If lawmakers have an additional $15 million in funding for education, it should be invested in basic education or special education funding instead of this grant program. Basic and special education funding benefit ALL school districts and are distributed in a way that benefits school districts that need funding the most.
This grant program provides one-time funding, so school districts cannot use this money to pay for recurring expenses. For example, school districts will not be able to use grant funding to hire a guidance counselor or social worker or nurse to help meet students’ mental health needs to increase school safety unless they are prepared to pay the salary of that individual in future years from local dollars.

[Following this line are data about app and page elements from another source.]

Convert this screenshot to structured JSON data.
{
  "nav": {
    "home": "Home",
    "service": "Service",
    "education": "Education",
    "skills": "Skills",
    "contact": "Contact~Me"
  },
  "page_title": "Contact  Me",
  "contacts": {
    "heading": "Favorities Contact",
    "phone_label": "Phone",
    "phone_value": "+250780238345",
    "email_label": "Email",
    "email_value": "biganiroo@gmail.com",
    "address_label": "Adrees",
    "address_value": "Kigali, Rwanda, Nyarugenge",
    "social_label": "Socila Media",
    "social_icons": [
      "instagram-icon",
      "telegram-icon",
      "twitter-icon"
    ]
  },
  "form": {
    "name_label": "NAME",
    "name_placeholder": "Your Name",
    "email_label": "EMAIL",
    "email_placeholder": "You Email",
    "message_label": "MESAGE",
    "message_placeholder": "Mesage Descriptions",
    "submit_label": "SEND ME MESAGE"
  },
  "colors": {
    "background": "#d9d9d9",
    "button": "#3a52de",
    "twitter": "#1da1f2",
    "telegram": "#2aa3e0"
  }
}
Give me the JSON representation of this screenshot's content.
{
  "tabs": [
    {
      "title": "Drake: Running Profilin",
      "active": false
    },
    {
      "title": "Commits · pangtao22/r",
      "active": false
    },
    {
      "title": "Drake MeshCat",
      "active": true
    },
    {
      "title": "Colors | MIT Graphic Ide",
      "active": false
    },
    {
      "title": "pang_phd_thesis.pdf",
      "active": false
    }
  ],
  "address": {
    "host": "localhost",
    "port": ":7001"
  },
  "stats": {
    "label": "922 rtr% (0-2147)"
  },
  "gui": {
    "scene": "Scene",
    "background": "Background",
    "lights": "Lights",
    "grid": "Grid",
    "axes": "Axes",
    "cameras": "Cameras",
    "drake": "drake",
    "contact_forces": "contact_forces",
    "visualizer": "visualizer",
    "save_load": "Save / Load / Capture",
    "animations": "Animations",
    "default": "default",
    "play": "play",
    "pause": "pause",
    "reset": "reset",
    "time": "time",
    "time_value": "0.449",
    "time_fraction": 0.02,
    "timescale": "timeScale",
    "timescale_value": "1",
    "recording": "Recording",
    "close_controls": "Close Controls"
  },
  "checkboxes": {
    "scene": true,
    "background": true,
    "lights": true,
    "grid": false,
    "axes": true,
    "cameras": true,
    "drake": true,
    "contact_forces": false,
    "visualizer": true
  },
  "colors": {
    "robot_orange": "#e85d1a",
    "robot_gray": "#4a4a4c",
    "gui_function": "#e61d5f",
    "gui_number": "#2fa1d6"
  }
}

Last year this grant program received $331 million in grant requests and awarded just $52.5 million in grant money, leaving enormous unmet needs in school districts that persist today. If lawmakers are serious about school safety, they need to be serious about providing the significant increases in RECURRING funding that to ensure school districts can pay for the mental health professionals and others schools need to keep children healthy and safe.
Republicans decreased Governor Wolf’s proposed increase in Basic Education Funding to $160 million.
The additional $25 million giveaway in taxpayer-funded private/religious school vouchers for well-off families through the Educational Improvement Tax Credit (EITC) program and an additional $5 million for the partner Opportunity Scholarship Tax Credit program (OSTC) that Republicans demanded in this budget are unacceptable. Funding for the private/religious school vouchers through the EITC and OSTC programs have increased nearly six-fold from $35.7 million in 2010-2011 to $210 million in 2018-2019. There have been no corresponding increases in fiscal or academic accountability, so taxpayers know virtually nothing about how more than $1 billion has been spent on these programs.
Budget drafters in the state House shifted existing funds ($476 million) from the School Employees’ Social Security line item to the Basic Education Funding line in this budget. We believe this will be used to present a misleading picture in the future in order to try to trick Pennsylvanians into believing that the legislature increased Basic Education Funding this year by more than $600 million instead of just $160 million.
We are very grateful to Governor Wolf for his strong support of public education as demonstrated by his prioritization of funding increases for public schools and his opposition to bad charter school legislation that would strip control from communities and explode charter school payments.
However, this compromise budget highlights that we have work to do if we want to ensure our elected officials will provide the PUBLIC school funding our students need and deserve. We’ll be working this summer to get ready to kick off strong advocacy efforts when students go back to school in the fall.
Thank you for your continued support of public education.
BASD Proud Parents is strictly pro-public education. We are an independent group with no affiliations to the BASD school board or any political parties. Our goals are to help parents stay informed about educational policy discussions and to facilitate ways for any of us who would like the chance to have our voices heard, to get more involved in those policy conversations.